# What you need to do
Tell how many lines in the data below contain "translate", using one number as the whole reply.

# Items from a dataset

= Beginning of Section =

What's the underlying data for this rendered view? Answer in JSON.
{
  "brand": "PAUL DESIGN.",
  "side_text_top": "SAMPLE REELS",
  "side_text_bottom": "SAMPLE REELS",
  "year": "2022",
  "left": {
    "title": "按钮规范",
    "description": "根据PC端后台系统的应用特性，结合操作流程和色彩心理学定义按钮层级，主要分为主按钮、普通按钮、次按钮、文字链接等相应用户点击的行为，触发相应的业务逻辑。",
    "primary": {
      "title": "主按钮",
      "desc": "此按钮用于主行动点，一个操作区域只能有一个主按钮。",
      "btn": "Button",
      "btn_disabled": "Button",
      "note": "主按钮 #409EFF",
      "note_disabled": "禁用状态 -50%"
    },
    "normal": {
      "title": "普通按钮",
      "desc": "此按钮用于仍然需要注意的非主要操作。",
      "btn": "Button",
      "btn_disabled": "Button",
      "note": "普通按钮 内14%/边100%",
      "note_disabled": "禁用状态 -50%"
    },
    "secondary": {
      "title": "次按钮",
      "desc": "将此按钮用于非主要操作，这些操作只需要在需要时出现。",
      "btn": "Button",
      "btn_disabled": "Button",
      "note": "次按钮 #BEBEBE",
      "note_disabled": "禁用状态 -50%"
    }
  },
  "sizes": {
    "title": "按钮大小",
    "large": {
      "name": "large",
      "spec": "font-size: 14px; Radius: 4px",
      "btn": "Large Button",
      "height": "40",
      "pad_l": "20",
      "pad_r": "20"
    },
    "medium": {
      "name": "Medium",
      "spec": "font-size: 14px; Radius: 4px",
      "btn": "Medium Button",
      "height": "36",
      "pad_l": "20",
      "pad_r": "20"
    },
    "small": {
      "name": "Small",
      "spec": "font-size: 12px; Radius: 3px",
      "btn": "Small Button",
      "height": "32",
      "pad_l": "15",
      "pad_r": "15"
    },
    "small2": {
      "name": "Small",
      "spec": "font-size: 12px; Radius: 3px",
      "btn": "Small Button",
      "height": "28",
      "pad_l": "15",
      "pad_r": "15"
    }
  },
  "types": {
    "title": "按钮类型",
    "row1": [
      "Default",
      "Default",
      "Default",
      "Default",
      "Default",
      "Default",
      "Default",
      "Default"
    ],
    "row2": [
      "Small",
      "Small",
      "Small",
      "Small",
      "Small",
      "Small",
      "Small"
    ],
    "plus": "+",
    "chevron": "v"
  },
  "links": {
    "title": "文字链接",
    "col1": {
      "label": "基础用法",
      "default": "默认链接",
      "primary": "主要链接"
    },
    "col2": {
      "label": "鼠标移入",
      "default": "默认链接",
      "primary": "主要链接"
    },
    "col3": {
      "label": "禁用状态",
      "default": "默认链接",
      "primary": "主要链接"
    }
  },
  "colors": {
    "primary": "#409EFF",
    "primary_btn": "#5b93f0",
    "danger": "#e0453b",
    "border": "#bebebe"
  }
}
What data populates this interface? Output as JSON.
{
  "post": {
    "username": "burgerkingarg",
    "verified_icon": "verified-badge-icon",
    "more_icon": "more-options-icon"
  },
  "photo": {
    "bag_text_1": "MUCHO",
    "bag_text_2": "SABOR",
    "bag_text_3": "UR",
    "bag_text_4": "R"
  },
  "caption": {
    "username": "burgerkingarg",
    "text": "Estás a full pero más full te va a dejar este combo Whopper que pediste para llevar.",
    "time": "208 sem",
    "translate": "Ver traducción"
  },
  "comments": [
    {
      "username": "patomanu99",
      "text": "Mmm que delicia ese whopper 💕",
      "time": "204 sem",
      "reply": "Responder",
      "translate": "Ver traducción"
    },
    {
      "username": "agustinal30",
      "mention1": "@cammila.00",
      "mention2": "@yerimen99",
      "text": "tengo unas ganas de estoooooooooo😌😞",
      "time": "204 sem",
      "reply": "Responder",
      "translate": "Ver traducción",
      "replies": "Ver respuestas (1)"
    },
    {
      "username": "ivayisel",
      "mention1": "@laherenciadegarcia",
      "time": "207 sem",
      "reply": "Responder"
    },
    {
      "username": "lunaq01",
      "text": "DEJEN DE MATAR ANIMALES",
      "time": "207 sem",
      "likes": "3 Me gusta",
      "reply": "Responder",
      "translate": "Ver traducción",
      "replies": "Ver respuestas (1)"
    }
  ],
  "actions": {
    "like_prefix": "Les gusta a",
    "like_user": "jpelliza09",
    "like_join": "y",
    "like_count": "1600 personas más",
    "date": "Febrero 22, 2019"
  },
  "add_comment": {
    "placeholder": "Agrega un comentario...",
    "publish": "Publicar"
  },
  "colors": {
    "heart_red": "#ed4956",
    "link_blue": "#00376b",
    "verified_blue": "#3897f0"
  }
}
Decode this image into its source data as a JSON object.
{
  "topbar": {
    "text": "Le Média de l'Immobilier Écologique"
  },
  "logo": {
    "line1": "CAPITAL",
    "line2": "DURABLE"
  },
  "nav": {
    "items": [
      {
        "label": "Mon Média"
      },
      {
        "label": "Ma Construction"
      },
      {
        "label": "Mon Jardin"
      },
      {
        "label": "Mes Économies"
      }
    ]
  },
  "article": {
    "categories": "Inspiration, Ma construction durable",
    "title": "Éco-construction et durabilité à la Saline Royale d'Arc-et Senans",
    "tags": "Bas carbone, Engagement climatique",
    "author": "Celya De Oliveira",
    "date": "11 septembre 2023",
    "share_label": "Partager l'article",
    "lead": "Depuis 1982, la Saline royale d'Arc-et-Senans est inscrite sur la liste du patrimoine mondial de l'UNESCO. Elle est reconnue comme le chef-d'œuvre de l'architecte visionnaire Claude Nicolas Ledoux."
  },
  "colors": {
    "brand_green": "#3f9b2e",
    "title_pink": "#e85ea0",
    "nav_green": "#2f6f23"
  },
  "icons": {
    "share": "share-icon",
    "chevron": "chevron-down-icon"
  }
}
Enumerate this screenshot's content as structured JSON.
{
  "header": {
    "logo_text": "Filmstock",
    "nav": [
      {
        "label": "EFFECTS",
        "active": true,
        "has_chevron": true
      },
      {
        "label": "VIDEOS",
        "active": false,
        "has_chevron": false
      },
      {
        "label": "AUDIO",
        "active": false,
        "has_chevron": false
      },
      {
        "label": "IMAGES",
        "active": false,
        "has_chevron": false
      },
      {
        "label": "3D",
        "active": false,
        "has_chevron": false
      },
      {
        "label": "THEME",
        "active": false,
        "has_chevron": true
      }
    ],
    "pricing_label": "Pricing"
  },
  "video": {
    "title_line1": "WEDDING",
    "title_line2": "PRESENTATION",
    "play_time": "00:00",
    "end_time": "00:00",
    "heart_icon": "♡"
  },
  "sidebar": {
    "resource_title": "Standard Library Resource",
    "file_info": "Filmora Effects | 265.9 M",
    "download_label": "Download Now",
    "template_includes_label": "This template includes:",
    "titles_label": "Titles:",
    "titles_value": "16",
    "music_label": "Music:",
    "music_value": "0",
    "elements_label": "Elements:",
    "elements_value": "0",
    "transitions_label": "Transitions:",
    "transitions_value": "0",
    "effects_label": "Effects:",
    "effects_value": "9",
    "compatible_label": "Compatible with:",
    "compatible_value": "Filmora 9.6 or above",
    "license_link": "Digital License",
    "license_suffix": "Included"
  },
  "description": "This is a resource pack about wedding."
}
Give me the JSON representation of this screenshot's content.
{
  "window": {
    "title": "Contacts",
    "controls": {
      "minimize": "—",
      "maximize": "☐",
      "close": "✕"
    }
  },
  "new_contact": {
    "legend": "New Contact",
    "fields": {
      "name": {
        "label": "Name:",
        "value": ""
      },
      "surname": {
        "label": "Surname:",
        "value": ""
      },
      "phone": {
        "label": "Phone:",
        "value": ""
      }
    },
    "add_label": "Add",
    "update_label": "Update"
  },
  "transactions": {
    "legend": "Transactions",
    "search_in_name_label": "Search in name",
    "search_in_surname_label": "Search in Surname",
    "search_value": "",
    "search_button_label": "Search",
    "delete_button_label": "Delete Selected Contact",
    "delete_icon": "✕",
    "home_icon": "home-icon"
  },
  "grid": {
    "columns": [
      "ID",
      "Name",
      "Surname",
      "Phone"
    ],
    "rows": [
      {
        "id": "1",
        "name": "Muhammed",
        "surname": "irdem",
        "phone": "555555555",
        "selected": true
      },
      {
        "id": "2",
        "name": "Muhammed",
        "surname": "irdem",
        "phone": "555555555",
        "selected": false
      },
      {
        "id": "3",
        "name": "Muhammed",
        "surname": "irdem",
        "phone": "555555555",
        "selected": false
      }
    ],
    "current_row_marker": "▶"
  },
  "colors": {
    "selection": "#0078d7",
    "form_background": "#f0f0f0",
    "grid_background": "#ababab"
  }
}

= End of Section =

# Exercise response
4